The higher rate tax threshold will rise to £41,865 next month.
He warned that cuts would continue, with a £119 billion cap on welfare bills including housing benefit and tax credits. Only the State Pension and the cyclical unemployment benefits will be excluded.
The move lays down the gauntlet to Labour to match the figure.
The Chancellor told MPs: “None of these decisions are easy, but they are the right thing to ensure Britain lives within her means.”
And he added: “Britain should always be proud of having a welfare system that helps those most in need. But never again should we allow its costs to spiral out of control and its incentives to become so distorted that it pays not to work.”
Watch: Business leaders at Wolverhampton Grammar School to watch the Budget announcement
The Chancellor said that an additional £200 million will be made available to local authorities to help repair potholes, while an additional £140 million will be made available for repairs and maintenance to flood defences. And tax relief will be given on fuel for air ambulances.
Mr Osborne pledged that funding would be made available to support the building of another 200,000 homes. He promised £20 million to pay for repairs to cathedrals ahead of First World War remembrance services while pledging that the state will provide grants to the Magna Carta Trust to support the 800th anniversary next year.
Lending for exporters will be doubled to £3 billion and interest rates on that lending cut by one third, he announced. There will be a reform of air passenger duty so all long haul flights carry the same tax rate as currently charged for flights to USA. He also said the new ISA tax-free savings limit would be £15,000 up from £5,000.
The chancellor stressed that he would not loosen the purse strings despite economic growth being revised up, and the Government would keep ‘putting Britain right’.
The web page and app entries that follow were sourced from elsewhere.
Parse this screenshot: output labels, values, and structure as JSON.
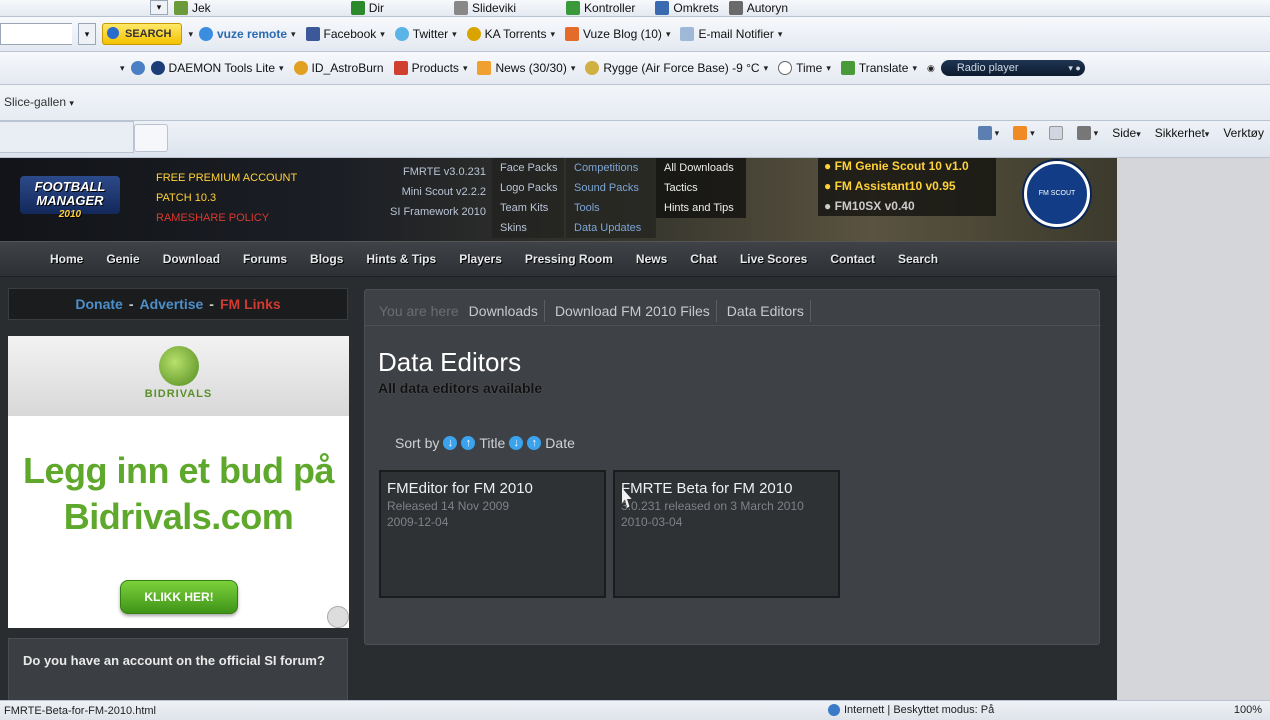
{
  "toolbar0": {
    "items": [
      "Jek",
      "Dir",
      "Slideviki",
      "Kontroller",
      "Omkrets",
      "Autoryn"
    ]
  },
  "toolbar1": {
    "search_label": "SEARCH",
    "items": [
      "vuze remote",
      "Facebook",
      "Twitter",
      "KA Torrents",
      "Vuze Blog (10)",
      "E-mail Notifier"
    ]
  },
  "toolbar2": {
    "items": [
      "DAEMON Tools Lite",
      "ID_AstroBurn",
      "Products",
      "News (30/30)",
      "Rygge (Air Force Base) -9 °C",
      "Time",
      "Translate"
    ],
    "radio": "Radio player"
  },
  "favorites": {
    "slice": "Slice-gallen"
  },
  "command_bar": {
    "side": "Side",
    "sikkerhet": "Sikkerhet",
    "verktoy": "Verktøy"
  },
  "site": {
    "logo": {
      "line1": "FOOTBALL MANAGER",
      "line2": "2010"
    },
    "promo": [
      "FREE PREMIUM ACCOUNT",
      "PATCH 10.3",
      "RAMESHARE POLICY"
    ],
    "header_col1": [
      "FMRTE v3.0.231",
      "Mini Scout v2.2.2",
      "SI Framework 2010"
    ],
    "header_col2": [
      "Face Packs",
      "Logo Packs",
      "Team Kits",
      "Skins"
    ],
    "header_col3": [
      "Competitions",
      "Sound Packs",
      "Tools",
      "Data Updates"
    ],
    "header_col4": [
      "All Downloads",
      "Tactics",
      "Hints and Tips"
    ],
    "header_col5": [
      "FM Genie Scout 10 v1.0",
      "FM Assistant10 v0.95",
      "FM10SX v0.40"
    ],
    "badge": "FM SCOUT",
    "nav": [
      "Home",
      "Genie",
      "Download",
      "Forums",
      "Blogs",
      "Hints & Tips",
      "Players",
      "Pressing Room",
      "News",
      "Chat",
      "Live Scores",
      "Contact",
      "Search"
    ],
    "donate": {
      "a": "Donate",
      "sep": "-",
      "b": "Advertise",
      "c": "FM Links"
    },
    "ad": {
      "brand": "BIDRIVALS",
      "line1": "Legg inn et bud på",
      "line2": "Bidrivals.com",
      "button": "KLIKK HER!"
    },
    "account_prompt": "Do you have an account on the official SI forum?",
    "breadcrumb": {
      "label": "You are here",
      "items": [
        "Downloads",
        "Download FM 2010 Files",
        "Data Editors"
      ]
    },
    "page_title": "Data Editors",
    "page_subtitle": "All data editors available",
    "sort": {
      "label": "Sort by",
      "title": "Title",
      "date": "Date"
    },
    "cards": [
      {
        "title": "FMEditor for FM 2010",
        "meta1": "Released 14 Nov 2009",
        "meta2": "2009-12-04"
      },
      {
        "title": "FMRTE Beta for FM 2010",
        "meta1": "3.0.231 released on 3 March 2010",
        "meta2": "2010-03-04"
      }
    ]
  },
  "status": {
    "url": "FMRTE-Beta-for-FM-2010.html",
    "zone": "Internett | Beskyttet modus: På",
    "zoom": "100%"
  }
}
“The economy is continuing to recover - and recovering faster than forecast,” Mr Osborne told MPs.